you, knowing you. Hebrews 11:6 says that ‘without faith it is impossible to please
God, because anyone who comes to him must believe that he exists and that he
rewards those who earnestly seek him’. This faith that we want people to have must
be relational and it must be active. It’s not a faith at all if you think it’s marked by an
attendance each Sunday or a popping of money into an envelope. Trust me that is
not faith. That’s called membership.
And so not leaving it there, Paul in verse 30 calls people to repent. I know I repeat
myself on this one all the time, but it’s that important. Repentance is this idea that I’m
going one direction, and I see my need to change.

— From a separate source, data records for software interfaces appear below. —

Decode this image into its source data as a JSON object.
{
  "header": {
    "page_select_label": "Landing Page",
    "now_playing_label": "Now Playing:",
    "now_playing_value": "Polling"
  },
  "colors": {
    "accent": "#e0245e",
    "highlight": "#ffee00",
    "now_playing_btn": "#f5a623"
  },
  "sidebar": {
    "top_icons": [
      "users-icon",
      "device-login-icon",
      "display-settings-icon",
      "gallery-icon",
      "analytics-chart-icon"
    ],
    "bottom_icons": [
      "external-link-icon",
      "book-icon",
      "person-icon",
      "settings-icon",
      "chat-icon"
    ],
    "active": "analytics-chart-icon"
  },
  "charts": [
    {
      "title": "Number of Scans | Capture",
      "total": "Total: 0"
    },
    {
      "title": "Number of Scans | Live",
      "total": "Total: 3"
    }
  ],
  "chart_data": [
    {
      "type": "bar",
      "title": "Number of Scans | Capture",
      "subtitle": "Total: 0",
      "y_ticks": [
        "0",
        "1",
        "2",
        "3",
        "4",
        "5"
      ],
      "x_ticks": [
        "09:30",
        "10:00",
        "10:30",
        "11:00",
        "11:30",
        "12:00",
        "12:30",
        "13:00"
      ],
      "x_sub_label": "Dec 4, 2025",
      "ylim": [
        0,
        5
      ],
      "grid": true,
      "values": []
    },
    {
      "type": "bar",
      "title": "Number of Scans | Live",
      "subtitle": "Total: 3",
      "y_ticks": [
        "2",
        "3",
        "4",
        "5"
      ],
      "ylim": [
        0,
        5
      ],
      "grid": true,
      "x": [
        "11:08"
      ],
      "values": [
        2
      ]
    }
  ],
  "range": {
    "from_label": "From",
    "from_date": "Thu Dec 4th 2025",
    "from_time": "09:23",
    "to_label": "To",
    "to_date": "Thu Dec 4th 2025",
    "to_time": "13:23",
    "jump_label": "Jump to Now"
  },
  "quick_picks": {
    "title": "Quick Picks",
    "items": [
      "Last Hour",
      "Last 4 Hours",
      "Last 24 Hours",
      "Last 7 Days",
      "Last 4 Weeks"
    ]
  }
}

I see my need to turn from my old
ways. I see that I need to turn from these false idols and these other priorities in my
life and towards this one, true God. I see my need to change and repent. It’s like I
mentioned last week about the Scottish pastor – if there are things in life that take a
priority, if the Bible is not your main book you read, if worship is not a part of your
daily routine, if God is not receiving the first fruits of your income, if things like this
become a greater priority than seeking God then be very aware – they are your idols.
And Paul marks this occasion as he stands on Mars Hill in Athens to all these
learned philosophers that there is a time coming when Jesus will return. Ironically
Mars Hill would have been a place where judgments would have been made over
what was considered true, and now Paul uses it as a place to confront them about
the judgment that would come through Jesus. And yes some sneered but others
wanted to know more. But that’s as far as Paul takes it. It says in a very short verse,
verse 33 ‘At that, Paul left the Council’.
When we tell others about the good news of the Gospel, we must decide when our
job is done. As I said before it is not our job to do the work of the Holy Spirit. And yet
I don’t believe however that Paul walked away from the Council and did nothing. I
suspect his mind was placing before God in prayer all those that he had talked to,
remembering names, remembering faces, but he laid it before God. And that is what
we need to do. Paul writes in his first letter to the Corinthians Chapter 3 these words
which show the place that we have as co-workers in God’s Service, “I planted the
seed, Apollos watered it, but God has been making it grow. 7 So neither the one who
plants nor the one who waters is anything, but only God, who makes things grow.
8 The one who plants and the one who waters have one purpose, and they will each
be rewarded according to their own labour. 9 For we are co-workers in God’s service;
you are God’s field, God’s building”.
Everyone of us today needs to examine whether in our own context, whether in
work, or at home with our family, or whatever it is, whether we cherish the message
of the Gospel enough that we want to share it. If we don’t want to then can I ask you,
have you received the message of the Gospel at all? In this year ahead we are going
to be thinking much more about the Gospel that we proclaim, and that it truly is good
news to all. Pray that God will give you opportunity to share it in this week ahead,
and if you are listening but can’t declare it for yourself, then seek God today who
created you, and wants a relationship with you – a real living every day relationship
which will be your anchor for everything.
Take a moment at the end of our time together, a bit like my trip to Dubrovnik, to find
your bearings. What’s your context today where God wants you to share his Good
News? Now do something about it.